Trinity Rising begins with magic as Savin steps through a "Veil" that he created in the air. He ends up in a cold room in a castle. He flicks his finger and a fire bursts forth in the fireplace. A sudden shift in the air lets him know he's not alone as he's drawn to a mirror on the dresser. Inside, instead of seeing his reflection, he looks into a writhing void. A voice comes to him from the mirror asking if he has found "it." Savin says no, and that the task has turned complicated. The voice replies that the master grows impatient. Savin talks about the Guardian and an apprentice that he can't "read." The voice warns that unpleasant consequences will occur if Savin doesn't deliver soon.

In a camp that hints of Scottish bagpipes and clans around a campfire, Drwyn lights the funeral pyre of his father Drw, chief of the chiefs. Drwyn has been impatient for his father to die because Drwyn plans to replace him as chief. Drw finally does die while sleeping with Teia, a young 15-year-old girl. At the evening campfire, Drwyn's musings are interrupted by Ytha, an elder "Speaker." She enters his thoughts, saying Drwyn must bed the young Teia in case she got pregnant by his father, so that any future child by the dead chief could be claimed as his. She directs him that the time is right for a speech.

Teia is alone cleaning dishes while the other single females are at the funeral celebration. Teia is grieving the old chief's death, thinking of him as a nice man. Teia needs to gather more water, so she goes to the creek. Looking in the bucket of water she scryes to see the future. Ytha walks up behind her asking, "Are you scrying?" Teia lies and says no. The Speaker Ytha demands that Teia go to Ytha's tent immediately. Ytha wants to prepare Teia for Drwyn's bed.

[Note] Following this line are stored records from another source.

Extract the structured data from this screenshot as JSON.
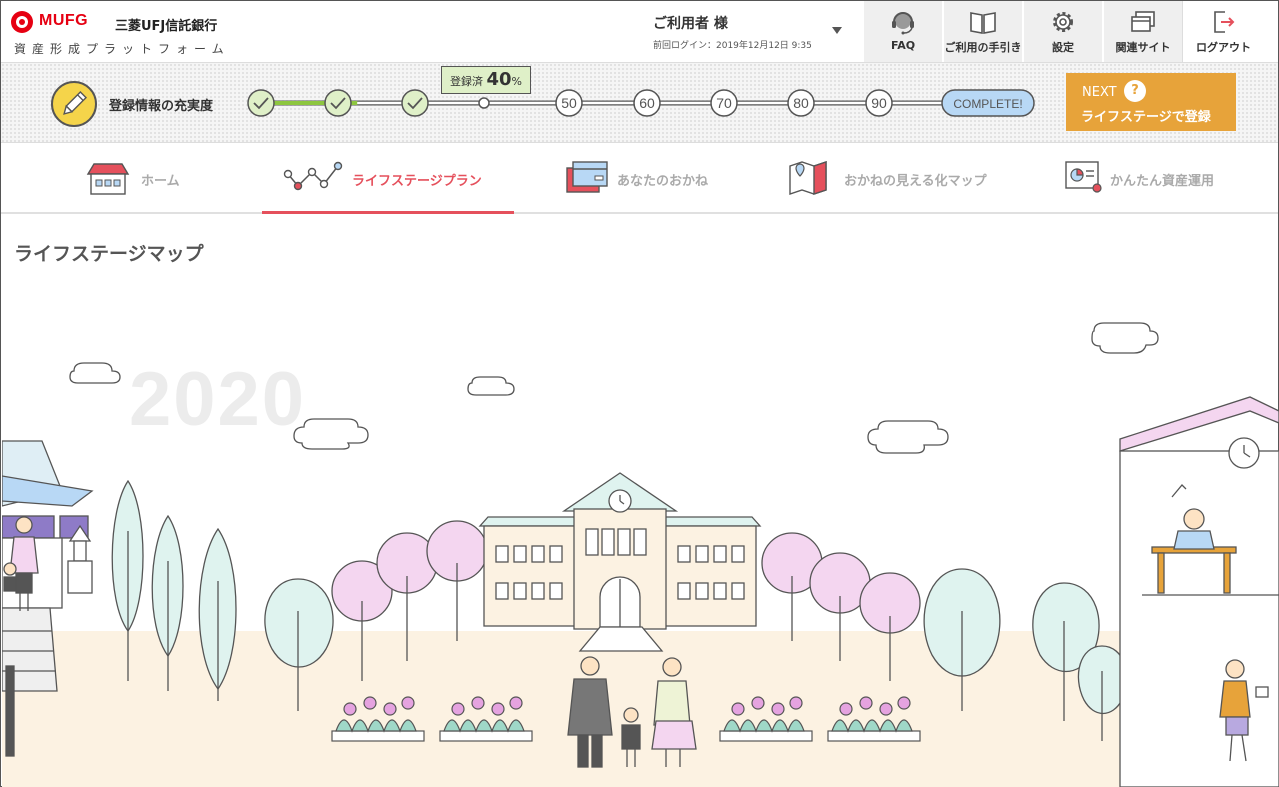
{
  "brand": {
    "logo_text": "MUFG",
    "bank_name": "三菱UFJ信託銀行",
    "platform_name": "資産形成プラットフォーム",
    "red": "#e60012"
  },
  "user": {
    "name_label": "ご利用者 様",
    "last_login": "前回ログイン：2019年12月12日 9:35"
  },
  "nav": {
    "faq": "FAQ",
    "guide": "ご利用の手引き",
    "settings": "設定",
    "related": "関連サイト",
    "logout": "ログアウト"
  },
  "progress": {
    "label": "登録情報の充実度",
    "bubble_prefix": "登録済",
    "percent": "40",
    "percent_unit": "%",
    "completed_fraction": 0.4,
    "steps": [
      "50",
      "60",
      "70",
      "80",
      "90"
    ],
    "complete_label": "COMPLETE!",
    "next_label": "NEXT",
    "help_label": "?",
    "next_action": "ライフステージで登録"
  },
  "tabs": [
    {
      "label": "ホーム"
    },
    {
      "label": "ライフステージプラン"
    },
    {
      "label": "あなたのおかね"
    },
    {
      "label": "おかねの見える化マップ"
    },
    {
      "label": "かんたん資産運用"
    }
  ],
  "page": {
    "title": "ライフステージマップ",
    "year": "2020"
  },
  "colors": {
    "accent": "#e5505c",
    "progress_green": "#8dc63f",
    "next_orange": "#e7a33a",
    "pencil_yellow": "#f5d44a",
    "tree_mint": "#dff3ef",
    "blossom_pink": "#f4d6f0",
    "ground": "#fcf2e2"
  }
}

The Battle:  We have two different types of books to decide between, which is never easy.

The alternate reality, science fiction book Burning Paradise offers a mystery and creates a many questions: Who are the bad guys? Who's behind the creation of the simulacrums? What is the fate of the kids? What's the purpose of the Correspondence Society? There are hints that Leo Beck plays an important role in this society. Various quotes are attributed to him, such as "Beware the attention of strangers." The society also preaches warnings. "In a crisis, always assume the worst." "Park, warn and run." "No telephone calls."

Ethan Iberson, the former professor, stores and protects files and firearms for the society at his farmhouse. He's been isolated for the past seven years. Ethan claims that "one useful device by which a solitary man could keep touch with sanity was a regular schedule, strictly obeyed." That determined his daily routines, which was why he was well prepared before the simulacrum knocked on his front door.

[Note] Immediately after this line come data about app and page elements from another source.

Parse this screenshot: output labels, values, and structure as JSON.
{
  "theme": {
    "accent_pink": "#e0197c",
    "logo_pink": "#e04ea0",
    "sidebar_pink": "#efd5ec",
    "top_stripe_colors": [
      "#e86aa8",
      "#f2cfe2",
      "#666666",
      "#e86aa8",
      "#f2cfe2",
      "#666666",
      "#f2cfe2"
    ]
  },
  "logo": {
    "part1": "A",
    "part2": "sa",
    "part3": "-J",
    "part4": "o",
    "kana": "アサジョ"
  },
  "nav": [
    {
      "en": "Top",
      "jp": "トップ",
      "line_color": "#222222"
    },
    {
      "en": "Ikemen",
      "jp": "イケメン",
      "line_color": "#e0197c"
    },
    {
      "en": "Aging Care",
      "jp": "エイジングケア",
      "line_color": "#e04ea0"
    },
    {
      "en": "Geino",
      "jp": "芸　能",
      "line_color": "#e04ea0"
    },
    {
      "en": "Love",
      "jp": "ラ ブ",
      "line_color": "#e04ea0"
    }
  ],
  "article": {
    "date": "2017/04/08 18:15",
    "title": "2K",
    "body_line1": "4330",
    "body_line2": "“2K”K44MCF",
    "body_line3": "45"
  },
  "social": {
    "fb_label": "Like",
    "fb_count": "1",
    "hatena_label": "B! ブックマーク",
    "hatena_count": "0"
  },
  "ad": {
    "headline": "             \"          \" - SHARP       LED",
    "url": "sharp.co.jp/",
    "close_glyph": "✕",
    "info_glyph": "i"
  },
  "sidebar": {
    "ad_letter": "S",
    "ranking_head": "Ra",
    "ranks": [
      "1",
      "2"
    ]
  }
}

Normally, I’m not a big fan of alternate reality books as much as fantasy or science fiction. However, this book seems more character driven, which works well for me.

Trinity Rising is full of magic and intrigue and cool medieval fantasy settings. Even though this is the second book in the series, I find it easy to follow, without any feelings that previous information is stuck in here and there. The book has a flow that compels me to read further.

Savin seems to be the probable villain in this novel. I'm curious to find out whether or not he's a pawn or strong character. I also want to know more about the elusive Guardians and the apprentice.

My reading ended with the character Teia, and I wanted to turn the page and see what happened next.

This is a very tough decision. After reading 25 pages, I want to continue reading both books. However, for Battle of the Books, I (Jackie) must choose between them. In this case, I plan to delve into an alternate reality!

THE WINNER: Burning Paradise by Robert Charles Wilson

Burning Paradise advances to the second round to take on Shadow People by James Swain.

To see the whole bracket, click here.